§ **What you need to do**: Using the data below, copy every line that contains the word "number".

§ **Information supplied**:

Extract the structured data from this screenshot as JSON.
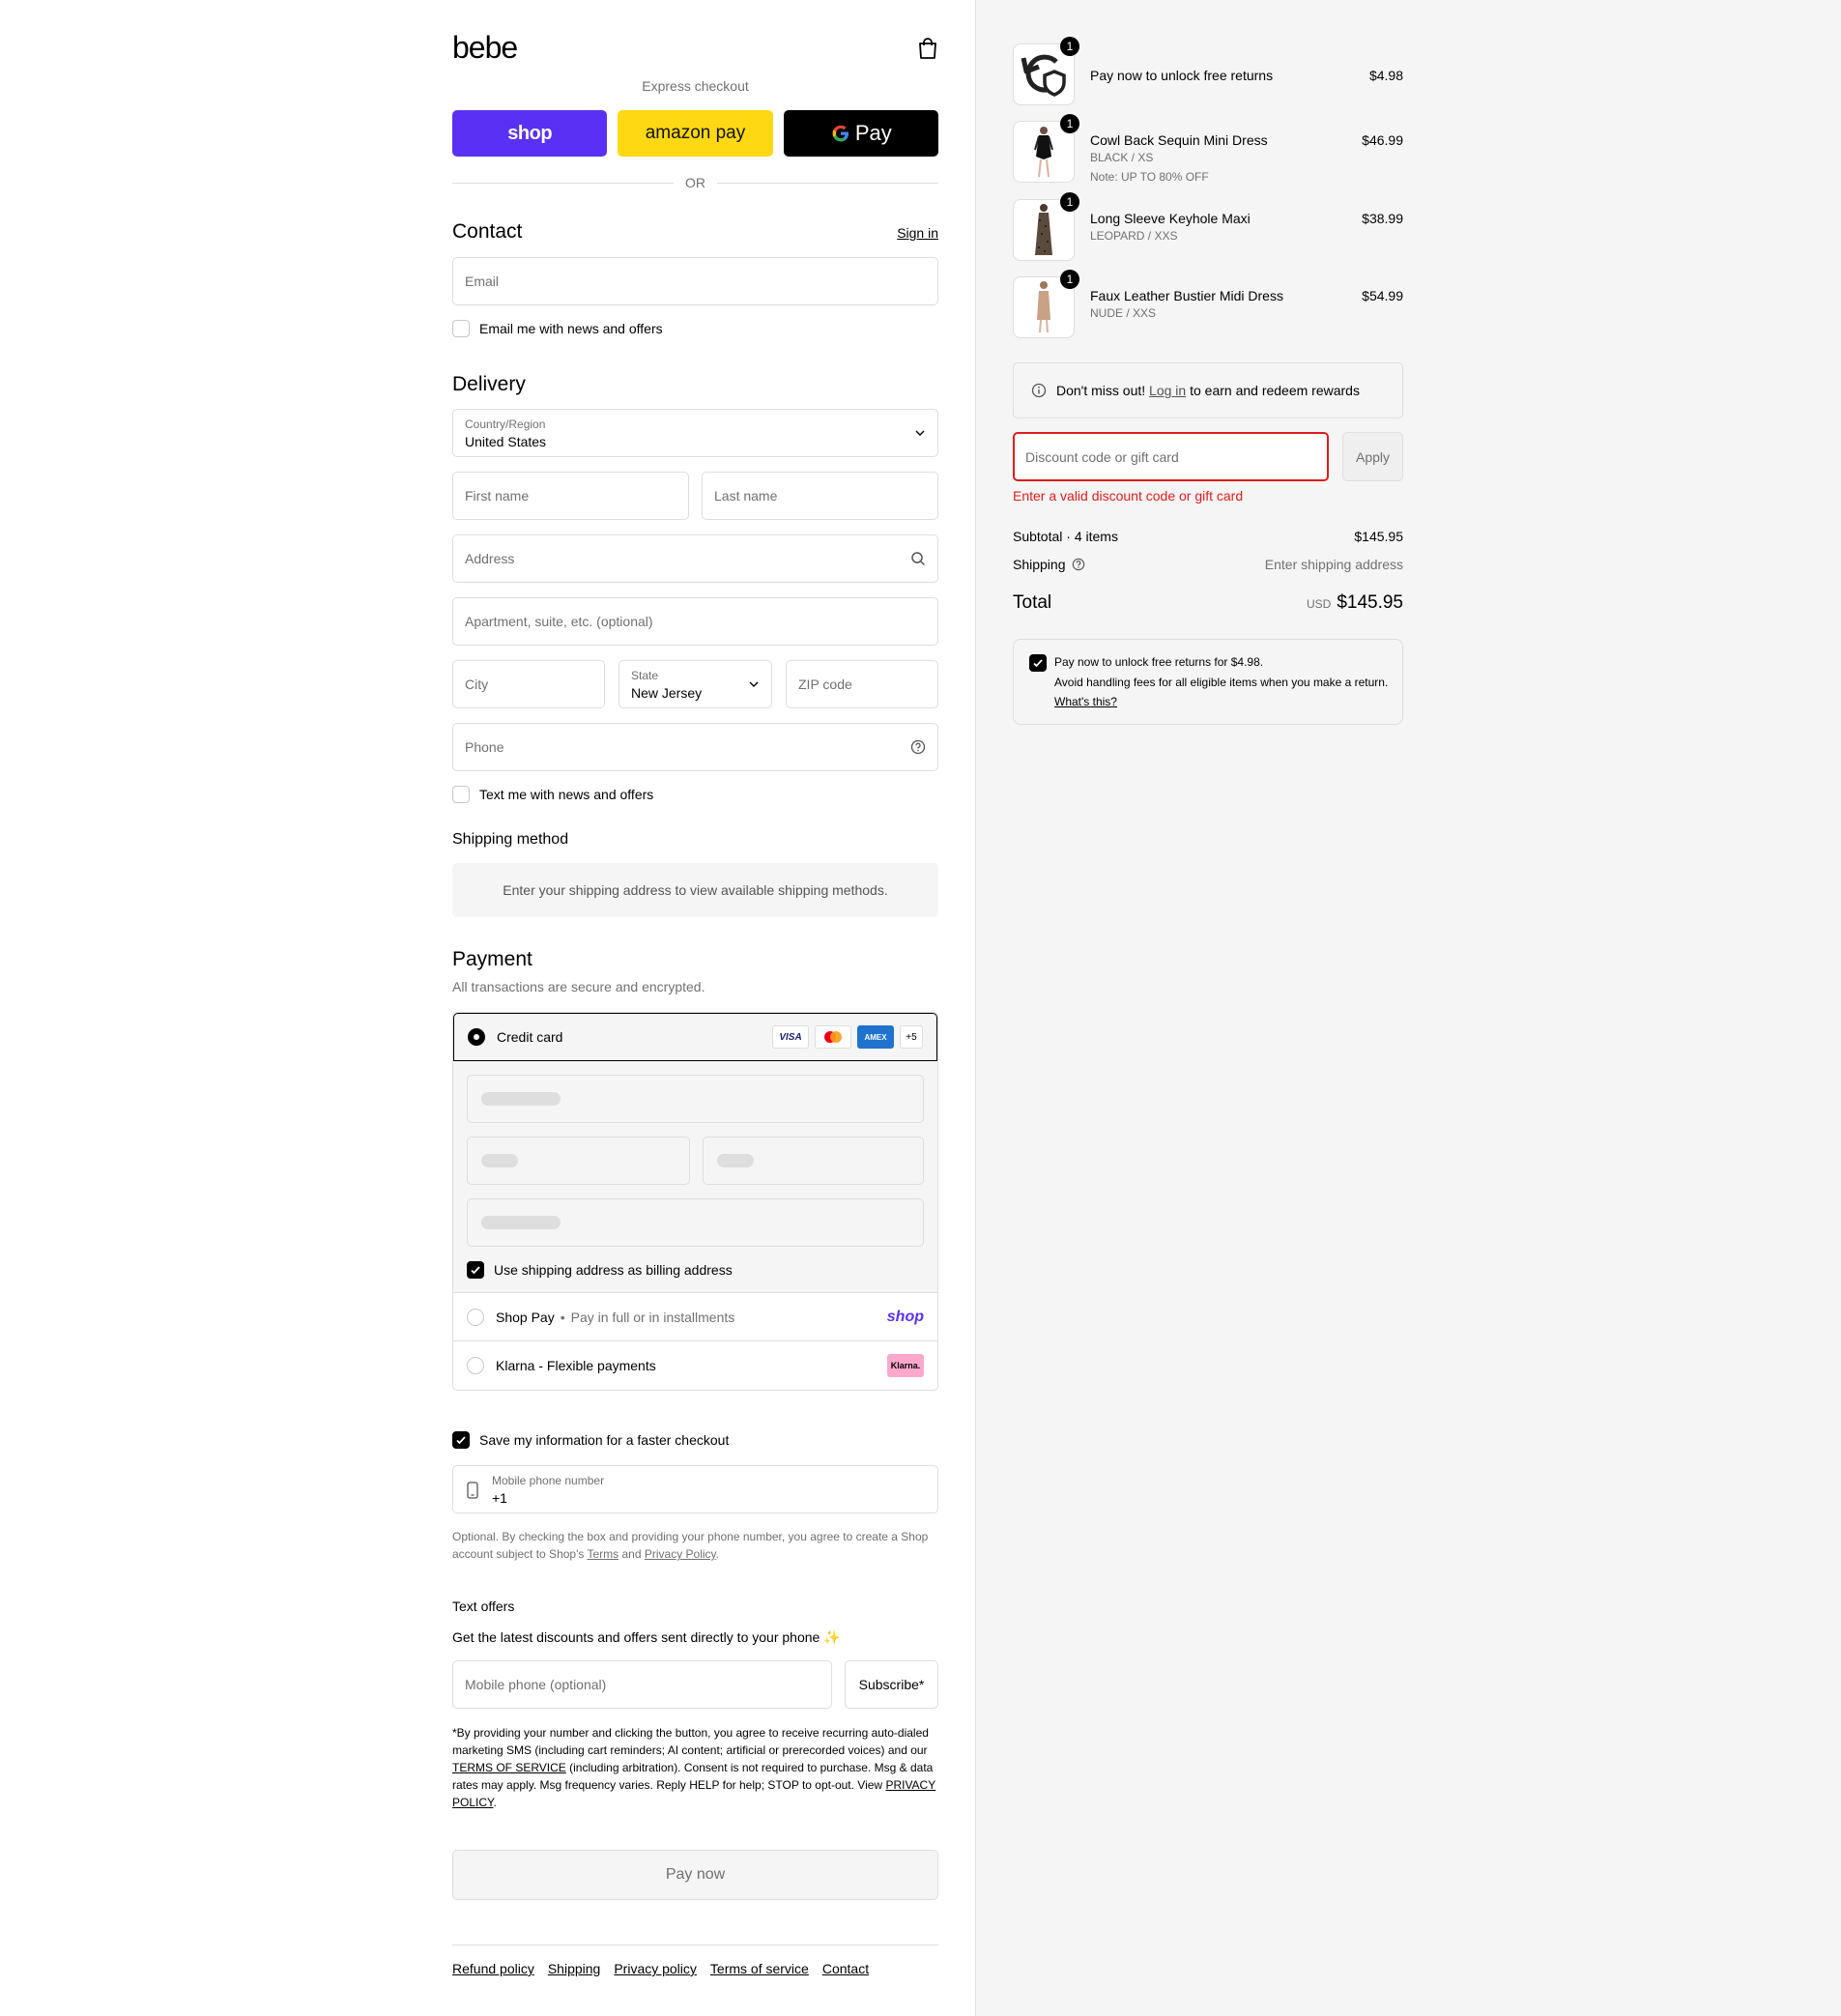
{
  "brand": "bebe",
  "express": {
    "title": "Express checkout",
    "shop": "shop",
    "amazon": "amazon pay",
    "gpay": "Pay",
    "or": "OR"
  },
  "contact": {
    "title": "Contact",
    "sign_in": "Sign in",
    "email_placeholder": "Email",
    "email_news": "Email me with news and offers"
  },
  "delivery": {
    "title": "Delivery",
    "country_label": "Country/Region",
    "country_value": "United States",
    "first_name": "First name",
    "last_name": "Last name",
    "address": "Address",
    "apartment": "Apartment, suite, etc. (optional)",
    "city": "City",
    "state_label": "State",
    "state_value": "New Jersey",
    "zip": "ZIP code",
    "phone": "Phone",
    "text_news": "Text me with news and offers"
  },
  "shipping_method": {
    "title": "Shipping method",
    "info": "Enter your shipping address to view available shipping methods."
  },
  "payment": {
    "title": "Payment",
    "subtitle": "All transactions are secure and encrypted.",
    "credit_card": "Credit card",
    "card_visa": "VISA",
    "card_amex": "AMEX",
    "more_cards": "+5",
    "billing_same": "Use shipping address as billing address",
    "shop_pay": "Shop Pay",
    "shop_pay_desc": "Pay in full or in installments",
    "shop_pay_logo": "shop",
    "klarna": "Klarna - Flexible payments",
    "klarna_logo": "Klarna."
  },
  "remember": {
    "save_label": "Save my information for a faster checkout",
    "mobile_label": "Mobile phone number",
    "mobile_value": "+1",
    "legal_1": "Optional. By checking the box and providing your phone number, you agree to create a Shop account subject to Shop's ",
    "terms": "Terms",
    "and": " and ",
    "privacy": "Privacy Policy",
    "period": "."
  },
  "text_offers": {
    "title": "Text offers",
    "desc": "Get the latest discounts and offers sent directly to your phone ✨",
    "mobile_placeholder": "Mobile phone (optional)",
    "subscribe": "Subscribe*",
    "legal_1": "*By providing your number and clicking the button, you agree to receive recurring auto-dialed marketing SMS (including cart reminders; AI content; artificial or prerecorded voices) and our ",
    "tos": "TERMS OF SERVICE",
    "legal_2": " (including arbitration). Consent is not required to purchase. Msg & data rates may apply. Msg frequency varies. Reply HELP for help; STOP to opt-out. View ",
    "privacy": "PRIVACY POLICY",
    "period": "."
  },
  "pay_now": "Pay now",
  "footer_links": [
    "Refund policy",
    "Shipping",
    "Privacy policy",
    "Terms of service",
    "Contact"
  ],
  "cart": {
    "items": [
      {
        "name": "Pay now to unlock free returns",
        "variant": "",
        "note": "",
        "price": "$4.98",
        "qty": "1"
      },
      {
        "name": "Cowl Back Sequin Mini Dress",
        "variant": "BLACK / XS",
        "note": "Note: UP TO 80% OFF",
        "price": "$46.99",
        "qty": "1"
      },
      {
        "name": "Long Sleeve Keyhole Maxi",
        "variant": "LEOPARD / XXS",
        "note": "",
        "price": "$38.99",
        "qty": "1"
      },
      {
        "name": "Faux Leather Bustier Midi Dress",
        "variant": "NUDE / XXS",
        "note": "",
        "price": "$54.99",
        "qty": "1"
      }
    ],
    "rewards_pre": "Don't miss out! ",
    "rewards_link": "Log in",
    "rewards_post": " to earn and redeem rewards",
    "discount_placeholder": "Discount code or gift card",
    "apply": "Apply",
    "error": "Enter a valid discount code or gift card",
    "subtotal_label": "Subtotal · 4 items",
    "subtotal_value": "$145.95",
    "shipping_label": "Shipping",
    "shipping_value": "Enter shipping address",
    "total_label": "Total",
    "currency": "USD",
    "total_value": "$145.95",
    "returns_title": "Pay now to unlock free returns for $4.98.",
    "returns_desc": "Avoid handling fees for all eligible items when you make a return.",
    "returns_link": "What's this?"
  },
  "colors": {
    "shop_purple": "#5a31f4",
    "amazon_yellow": "#ffd814",
    "error_red": "#dd1d1d",
    "klarna_pink": "#ffa8cd"
  }
}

§ **Solution to the exercise**:
    "mobile_label": "Mobile phone number",
    "legal_1": "Optional. By checking the box and providing your phone number, you agree to create a Shop account subject to Shop's ",
    "legal_1": "*By providing your number and clicking the button, you agree to receive recurring auto-dialed marketing SMS (including cart reminders; AI content; artificial or prerecorded voices) and our ",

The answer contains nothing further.